### What to produce
Exact copy, no pictures: repeat the data that follows.

Data records for software interfaces
- - -

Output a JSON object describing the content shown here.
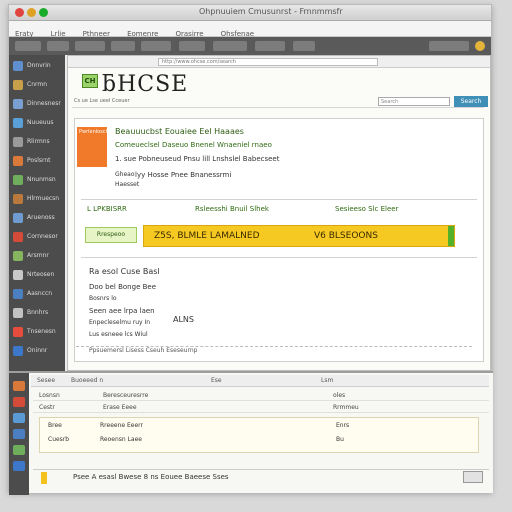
{
  "window": {
    "title": "Ohpnuuiem Cmusunrst - Frnnmmsfr"
  },
  "menubar": [
    "Eraty",
    "Lrlie",
    "Pthneer",
    "Eomenre",
    "Orasirre",
    "Ohsfenae"
  ],
  "dock": {
    "items": [
      {
        "label": "Dnnvrin",
        "color": "#5f8fcf"
      },
      {
        "label": "Cnrmn",
        "color": "#c9a04a"
      },
      {
        "label": "Dinnesnesr",
        "color": "#7a9fd1"
      },
      {
        "label": "Nuueuus",
        "color": "#5aa0d8"
      },
      {
        "label": "Rlirmns",
        "color": "#9a9a9a"
      },
      {
        "label": "Poslsrnt",
        "color": "#d97a3b"
      },
      {
        "label": "Nnunmsn",
        "color": "#6fae5c"
      },
      {
        "label": "Hlrmuecsn",
        "color": "#b9793c"
      },
      {
        "label": "Aruenoss",
        "color": "#6e9bd0"
      },
      {
        "label": "Cornnesor",
        "color": "#d44b3a"
      },
      {
        "label": "Arsmnr",
        "color": "#87b45f"
      },
      {
        "label": "Nrteosen",
        "color": "#c8c8c8"
      },
      {
        "label": "Aasnccn",
        "color": "#4b7fc2"
      },
      {
        "label": "Bnnhrs",
        "color": "#c2c2c2"
      },
      {
        "label": "Tnsenesn",
        "color": "#e84c3d"
      },
      {
        "label": "Oninnr",
        "color": "#3d77c9"
      }
    ]
  },
  "browser": {
    "address": "http://www.ohcse.com/search",
    "logo_mark": "CH",
    "brand": "ƃHCSE",
    "breadcrumb": "Cs ue Lse ueel  Cceuer",
    "search_placeholder": "Search",
    "search_button": "Search"
  },
  "result": {
    "badge": "Pwrlenlosch",
    "heading": "Beauuucbst Eouaiee Eel Haaaes",
    "line1": "Comeueclsel  Daseuo  Bnenel  Wnaeniel rnaeo",
    "line2": "1. sue  Pobneuseud  Pnsu  lill  Lnshslel Babecseet",
    "line3a": "Gheao",
    "line3b": "lyy  Hosse  Pnee  Bnanessrmi",
    "line4": "Haesset",
    "section_title": "L  LPKBISRR",
    "section_mid": "Rsleesshi  Bnuil  Slhek",
    "section_right": "Sesieeso  Slc  Eleer",
    "hl_label": "Rrespeoo",
    "hl_text": "Z5S, BLMLE LAMALNED",
    "hl_text2": "V6  BLSEOONS",
    "list": [
      "Ra  esol  Cuse  Basl",
      "Doo  bel  Bonge  Bee",
      "Bosnrs  lo",
      "Seen  aee  lrpa  laen",
      "Enpecleselmu  ruy  In",
      "Lus  esneee  lcs  Wiul",
      "ALNS"
    ],
    "footer_note": "Ppsuemersl  Lisess  Cseuh  Eseseurnp"
  },
  "bottom": {
    "tabs": [
      "Sesee",
      "Buoeeed  n",
      "Ese",
      "Lsm"
    ],
    "rows": [
      {
        "a": "Losnsn",
        "b": "Beresceuresrre",
        "c": "oles"
      },
      {
        "a": "Cestr",
        "b": "Erase  Eeee",
        "c": "Rrmmeu"
      },
      {
        "a": "Bree",
        "b": "Rreeene  Eeerr",
        "c": "Enrs"
      },
      {
        "a": "Cuesrb",
        "b": "Reoensn  Laee",
        "c": "Bu"
      }
    ],
    "footer_text": "Psee  A  esasl  Bwese  8  ns  Eouee  Baeese  Sses"
  },
  "colors": {
    "accent_green": "#2f6b12",
    "highlight_yellow": "#f6c922",
    "badge_orange": "#f07a2a",
    "search_blue": "#3f8fb7"
  }
}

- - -

### Exercise answer
Output a JSON object describing the content shown here.
{
  "window": {
    "title": "Ohpnuuiem Cmusunrst - Frnnmmsfr"
  },
  "menubar": [
    "Eraty",
    "Lrlie",
    "Pthneer",
    "Eomenre",
    "Orasirre",
    "Ohsfenae"
  ],
  "dock": {
    "items": [
      {
        "label": "Dnnvrin",
        "color": "#5f8fcf"
      },
      {
        "label": "Cnrmn",
        "color": "#c9a04a"
      },
      {
        "label": "Dinnesnesr",
        "color": "#7a9fd1"
      },
      {
        "label": "Nuueuus",
        "color": "#5aa0d8"
      },
      {
        "label": "Rlirmns",
        "color": "#9a9a9a"
      },
      {
        "label": "Poslsrnt",
        "color": "#d97a3b"
      },
      {
        "label": "Nnunmsn",
        "color": "#6fae5c"
      },
      {
        "label": "Hlrmuecsn",
        "color": "#b9793c"
      },
      {
        "label": "Aruenoss",
        "color": "#6e9bd0"
      },
      {
        "label": "Cornnesor",
        "color": "#d44b3a"
      },
      {
        "label": "Arsmnr",
        "color": "#87b45f"
      },
      {
        "label": "Nrteosen",
        "color": "#c8c8c8"
      },
      {
        "label": "Aasnccn",
        "color": "#4b7fc2"
      },
      {
        "label": "Bnnhrs",
        "color": "#c2c2c2"
      },
      {
        "label": "Tnsenesn",
        "color": "#e84c3d"
      },
      {
        "label": "Oninnr",
        "color": "#3d77c9"
      }
    ]
  },
  "browser": {
    "address": "http://www.ohcse.com/search",
    "logo_mark": "CH",
    "brand": "ƃHCSE",
    "breadcrumb": "Cs ue Lse ueel  Cceuer",
    "search_placeholder": "Search",
    "search_button": "Search"
  },
  "result": {
    "badge": "Pwrlenlosch",
    "heading": "Beauuucbst Eouaiee Eel Haaaes",
    "line1": "Comeueclsel  Daseuo  Bnenel  Wnaeniel rnaeo",
    "line2": "1. sue  Pobneuseud  Pnsu  lill  Lnshslel Babecseet",
    "line3a": "Gheao",
    "line3b": "lyy  Hosse  Pnee  Bnanessrmi",
    "line4": "Haesset",
    "section_title": "L  LPKBISRR",
    "section_mid": "Rsleesshi  Bnuil  Slhek",
    "section_right": "Sesieeso  Slc  Eleer",
    "hl_label": "Rrespeoo",
    "hl_text": "Z5S, BLMLE LAMALNED",
    "hl_text2": "V6  BLSEOONS",
    "list": [
      "Ra  esol  Cuse  Basl",
      "Doo  bel  Bonge  Bee",
      "Bosnrs  lo",
      "Seen  aee  lrpa  laen",
      "Enpecleselmu  ruy  In",
      "Lus  esneee  lcs  Wiul",
      "ALNS"
    ],
    "footer_note": "Ppsuemersl  Lisess  Cseuh  Eseseurnp"
  },
  "bottom": {
    "tabs": [
      "Sesee",
      "Buoeeed  n",
      "Ese",
      "Lsm"
    ],
    "rows": [
      {
        "a": "Losnsn",
        "b": "Beresceuresrre",
        "c": "oles"
      },
      {
        "a": "Cestr",
        "b": "Erase  Eeee",
        "c": "Rrmmeu"
      },
      {
        "a": "Bree",
        "b": "Rreeene  Eeerr",
        "c": "Enrs"
      },
      {
        "a": "Cuesrb",
        "b": "Reoensn  Laee",
        "c": "Bu"
      }
    ],
    "footer_text": "Psee  A  esasl  Bwese  8  ns  Eouee  Baeese  Sses"
  },
  "colors": {
    "accent_green": "#2f6b12",
    "highlight_yellow": "#f6c922",
    "badge_orange": "#f07a2a",
    "search_blue": "#3f8fb7"
  }
}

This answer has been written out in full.